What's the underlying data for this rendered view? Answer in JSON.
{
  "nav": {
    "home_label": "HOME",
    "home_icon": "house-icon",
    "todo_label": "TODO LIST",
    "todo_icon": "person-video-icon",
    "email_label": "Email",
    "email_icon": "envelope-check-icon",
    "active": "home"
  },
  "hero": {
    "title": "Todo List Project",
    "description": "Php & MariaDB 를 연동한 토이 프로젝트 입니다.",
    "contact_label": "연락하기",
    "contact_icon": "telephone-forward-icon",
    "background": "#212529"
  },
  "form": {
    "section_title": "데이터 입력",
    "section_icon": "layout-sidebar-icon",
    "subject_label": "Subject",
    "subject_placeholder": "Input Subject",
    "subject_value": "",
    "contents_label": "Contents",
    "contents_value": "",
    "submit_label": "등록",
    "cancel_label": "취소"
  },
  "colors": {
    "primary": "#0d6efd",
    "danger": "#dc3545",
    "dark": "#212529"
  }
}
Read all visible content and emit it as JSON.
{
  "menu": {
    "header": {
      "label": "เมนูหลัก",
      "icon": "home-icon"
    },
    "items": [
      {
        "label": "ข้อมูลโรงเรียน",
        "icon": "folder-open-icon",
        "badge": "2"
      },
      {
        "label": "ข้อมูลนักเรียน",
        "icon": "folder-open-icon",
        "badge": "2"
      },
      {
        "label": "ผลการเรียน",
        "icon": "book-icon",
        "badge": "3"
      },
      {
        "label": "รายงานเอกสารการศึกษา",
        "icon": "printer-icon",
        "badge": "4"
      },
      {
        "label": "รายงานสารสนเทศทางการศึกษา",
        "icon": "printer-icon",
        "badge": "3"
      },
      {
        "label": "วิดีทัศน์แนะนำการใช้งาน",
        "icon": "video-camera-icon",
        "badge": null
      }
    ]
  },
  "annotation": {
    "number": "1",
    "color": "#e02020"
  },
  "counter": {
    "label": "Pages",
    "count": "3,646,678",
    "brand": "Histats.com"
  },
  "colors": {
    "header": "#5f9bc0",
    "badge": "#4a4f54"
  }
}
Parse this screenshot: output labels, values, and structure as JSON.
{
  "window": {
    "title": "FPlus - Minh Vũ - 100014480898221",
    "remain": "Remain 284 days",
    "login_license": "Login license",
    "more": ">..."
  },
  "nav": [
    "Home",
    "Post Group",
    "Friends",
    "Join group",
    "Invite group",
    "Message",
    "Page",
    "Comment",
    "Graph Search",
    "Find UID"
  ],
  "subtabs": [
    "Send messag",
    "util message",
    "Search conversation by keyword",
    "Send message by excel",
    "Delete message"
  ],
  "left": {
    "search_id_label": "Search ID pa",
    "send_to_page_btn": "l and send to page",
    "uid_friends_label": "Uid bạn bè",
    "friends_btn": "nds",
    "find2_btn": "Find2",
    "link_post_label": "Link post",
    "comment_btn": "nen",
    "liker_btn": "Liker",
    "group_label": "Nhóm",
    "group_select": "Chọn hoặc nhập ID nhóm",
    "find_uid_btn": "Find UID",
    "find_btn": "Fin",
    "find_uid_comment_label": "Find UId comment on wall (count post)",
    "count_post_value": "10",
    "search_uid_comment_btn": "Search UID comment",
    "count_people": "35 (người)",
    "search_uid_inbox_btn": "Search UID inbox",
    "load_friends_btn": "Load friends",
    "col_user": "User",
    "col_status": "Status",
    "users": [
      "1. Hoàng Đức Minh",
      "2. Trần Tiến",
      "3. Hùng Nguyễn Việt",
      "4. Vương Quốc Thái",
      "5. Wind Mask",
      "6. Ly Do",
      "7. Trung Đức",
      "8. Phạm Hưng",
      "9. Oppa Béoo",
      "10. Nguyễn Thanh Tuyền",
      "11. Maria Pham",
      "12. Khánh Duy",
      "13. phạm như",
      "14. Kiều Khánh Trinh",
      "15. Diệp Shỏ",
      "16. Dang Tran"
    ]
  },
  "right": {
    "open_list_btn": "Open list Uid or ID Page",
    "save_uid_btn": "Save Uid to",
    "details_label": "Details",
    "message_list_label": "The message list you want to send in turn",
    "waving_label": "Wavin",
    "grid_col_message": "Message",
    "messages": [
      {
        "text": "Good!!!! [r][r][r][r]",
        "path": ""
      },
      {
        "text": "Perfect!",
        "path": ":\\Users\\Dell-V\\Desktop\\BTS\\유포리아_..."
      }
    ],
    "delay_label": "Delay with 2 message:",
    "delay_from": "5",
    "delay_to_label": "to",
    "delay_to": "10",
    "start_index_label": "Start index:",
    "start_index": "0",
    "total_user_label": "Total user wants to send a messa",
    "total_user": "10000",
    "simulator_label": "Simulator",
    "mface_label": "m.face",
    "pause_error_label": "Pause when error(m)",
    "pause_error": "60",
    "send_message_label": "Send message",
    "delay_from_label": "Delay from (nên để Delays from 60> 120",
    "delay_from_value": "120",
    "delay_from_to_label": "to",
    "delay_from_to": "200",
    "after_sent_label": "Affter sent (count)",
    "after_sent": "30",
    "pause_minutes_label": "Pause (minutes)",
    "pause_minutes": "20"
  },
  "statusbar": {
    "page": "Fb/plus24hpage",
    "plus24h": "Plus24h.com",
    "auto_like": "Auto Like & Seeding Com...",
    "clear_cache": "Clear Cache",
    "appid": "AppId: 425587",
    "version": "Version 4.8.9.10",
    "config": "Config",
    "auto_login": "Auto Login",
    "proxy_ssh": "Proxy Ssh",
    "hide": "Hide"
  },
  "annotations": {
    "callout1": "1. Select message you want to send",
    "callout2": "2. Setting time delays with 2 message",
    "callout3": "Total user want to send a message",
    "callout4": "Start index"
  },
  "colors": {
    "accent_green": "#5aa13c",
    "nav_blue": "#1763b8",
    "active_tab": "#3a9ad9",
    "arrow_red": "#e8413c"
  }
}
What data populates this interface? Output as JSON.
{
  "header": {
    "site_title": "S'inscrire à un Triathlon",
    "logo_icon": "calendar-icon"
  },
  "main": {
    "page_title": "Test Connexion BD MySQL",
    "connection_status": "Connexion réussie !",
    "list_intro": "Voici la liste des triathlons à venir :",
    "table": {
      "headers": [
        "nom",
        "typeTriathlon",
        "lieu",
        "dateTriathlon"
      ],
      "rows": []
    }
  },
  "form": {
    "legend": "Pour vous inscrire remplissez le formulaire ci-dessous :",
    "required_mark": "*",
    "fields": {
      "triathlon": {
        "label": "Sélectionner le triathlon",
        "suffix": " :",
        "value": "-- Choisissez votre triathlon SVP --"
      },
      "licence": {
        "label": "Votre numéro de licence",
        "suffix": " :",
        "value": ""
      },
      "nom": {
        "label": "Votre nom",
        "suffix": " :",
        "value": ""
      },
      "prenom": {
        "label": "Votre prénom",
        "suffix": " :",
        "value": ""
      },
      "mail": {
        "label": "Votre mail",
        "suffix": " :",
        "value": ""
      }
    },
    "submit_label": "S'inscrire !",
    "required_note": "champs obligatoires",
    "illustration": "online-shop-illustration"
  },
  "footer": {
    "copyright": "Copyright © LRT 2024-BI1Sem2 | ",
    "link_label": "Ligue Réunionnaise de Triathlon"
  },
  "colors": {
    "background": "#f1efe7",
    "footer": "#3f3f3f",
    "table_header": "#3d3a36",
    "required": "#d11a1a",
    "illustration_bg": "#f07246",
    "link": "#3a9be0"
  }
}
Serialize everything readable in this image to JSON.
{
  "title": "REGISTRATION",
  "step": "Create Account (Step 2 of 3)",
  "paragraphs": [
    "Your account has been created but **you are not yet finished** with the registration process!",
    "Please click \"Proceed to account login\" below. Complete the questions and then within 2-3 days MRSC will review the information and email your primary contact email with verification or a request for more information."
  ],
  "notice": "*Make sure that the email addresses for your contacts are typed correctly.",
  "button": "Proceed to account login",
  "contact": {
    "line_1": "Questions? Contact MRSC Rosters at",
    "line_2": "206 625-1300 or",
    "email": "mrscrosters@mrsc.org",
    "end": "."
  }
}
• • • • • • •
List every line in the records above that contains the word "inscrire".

    "site_title": "S'inscrire à un Triathlon",
    "legend": "Pour vous inscrire remplissez le formulaire ci-dessous :",
    "submit_label": "S'inscrire !",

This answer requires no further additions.